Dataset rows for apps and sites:

== Segment start ==

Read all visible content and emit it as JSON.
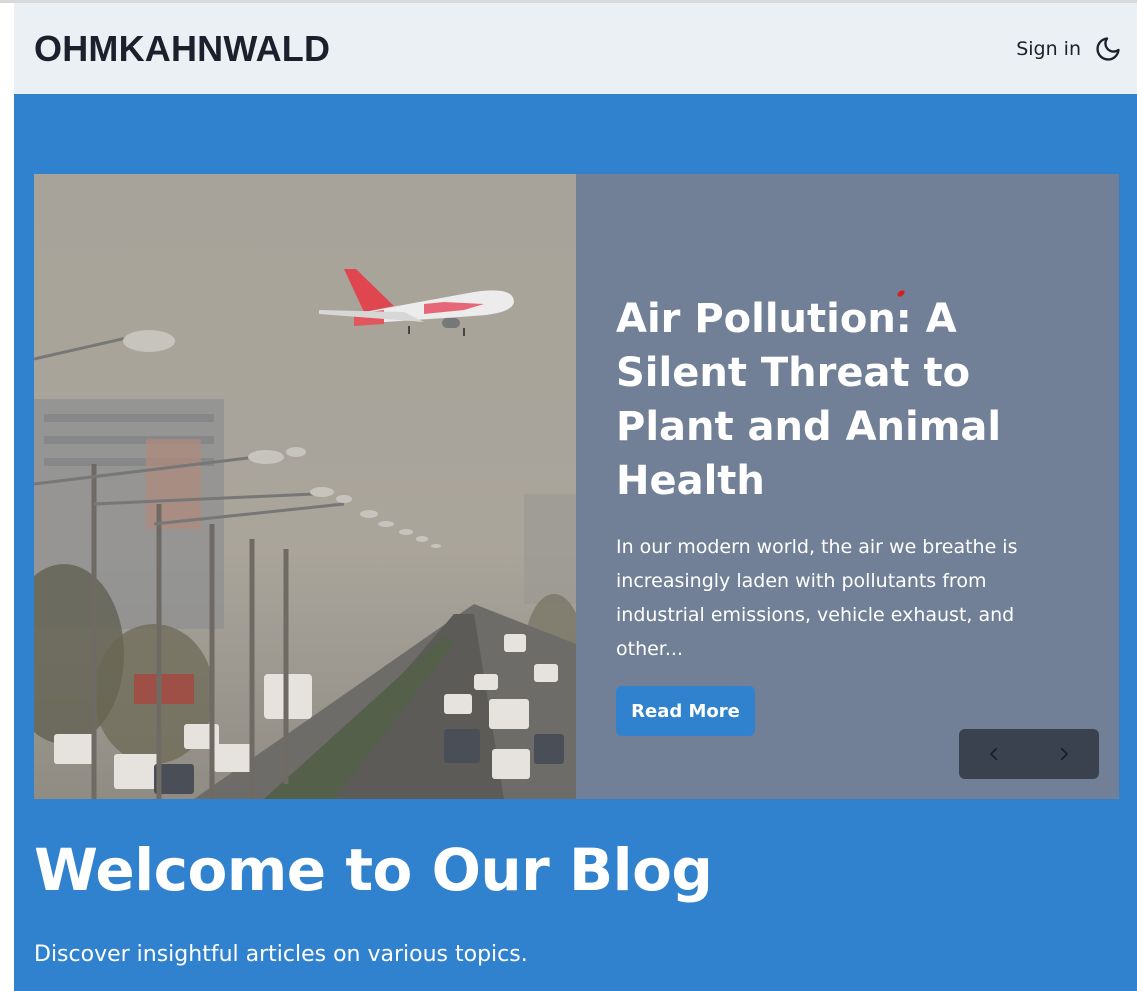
{
  "header": {
    "brand": "OHMKAHNWALD",
    "sign_in_label": "Sign in",
    "theme_icon": "moon-icon"
  },
  "carousel": {
    "slide": {
      "title": "Air Pollution: A Silent Threat to Plant and Animal Health",
      "excerpt": "In our modern world, the air we breathe is increasingly laden with pollutants from industrial emissions, vehicle exhaust, and other...",
      "read_more_label": "Read More",
      "image_icon": "smoggy-city-airplane-image"
    },
    "controls": {
      "prev_icon": "chevron-left-icon",
      "next_icon": "chevron-right-icon"
    }
  },
  "hero": {
    "title": "Welcome to Our Blog",
    "subtitle": "Discover insightful articles on various topics."
  },
  "colors": {
    "navbar_bg": "#ebf0f5",
    "hero_bg": "#3182ce",
    "panel_bg": "#718096",
    "button_bg": "#3182ce",
    "controls_bg": "#3a4250"
  }
}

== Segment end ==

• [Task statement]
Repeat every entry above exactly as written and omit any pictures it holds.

• [Reply to the exercise]
Read all visible content and emit it as JSON.
{
  "header": {
    "brand": "OHMKAHNWALD",
    "sign_in_label": "Sign in",
    "theme_icon": "moon-icon"
  },
  "carousel": {
    "slide": {
      "title": "Air Pollution: A Silent Threat to Plant and Animal Health",
      "excerpt": "In our modern world, the air we breathe is increasingly laden with pollutants from industrial emissions, vehicle exhaust, and other...",
      "read_more_label": "Read More",
      "image_icon": "smoggy-city-airplane-image"
    },
    "controls": {
      "prev_icon": "chevron-left-icon",
      "next_icon": "chevron-right-icon"
    }
  },
  "hero": {
    "title": "Welcome to Our Blog",
    "subtitle": "Discover insightful articles on various topics."
  },
  "colors": {
    "navbar_bg": "#ebf0f5",
    "hero_bg": "#3182ce",
    "panel_bg": "#718096",
    "button_bg": "#3182ce",
    "controls_bg": "#3a4250"
  }
}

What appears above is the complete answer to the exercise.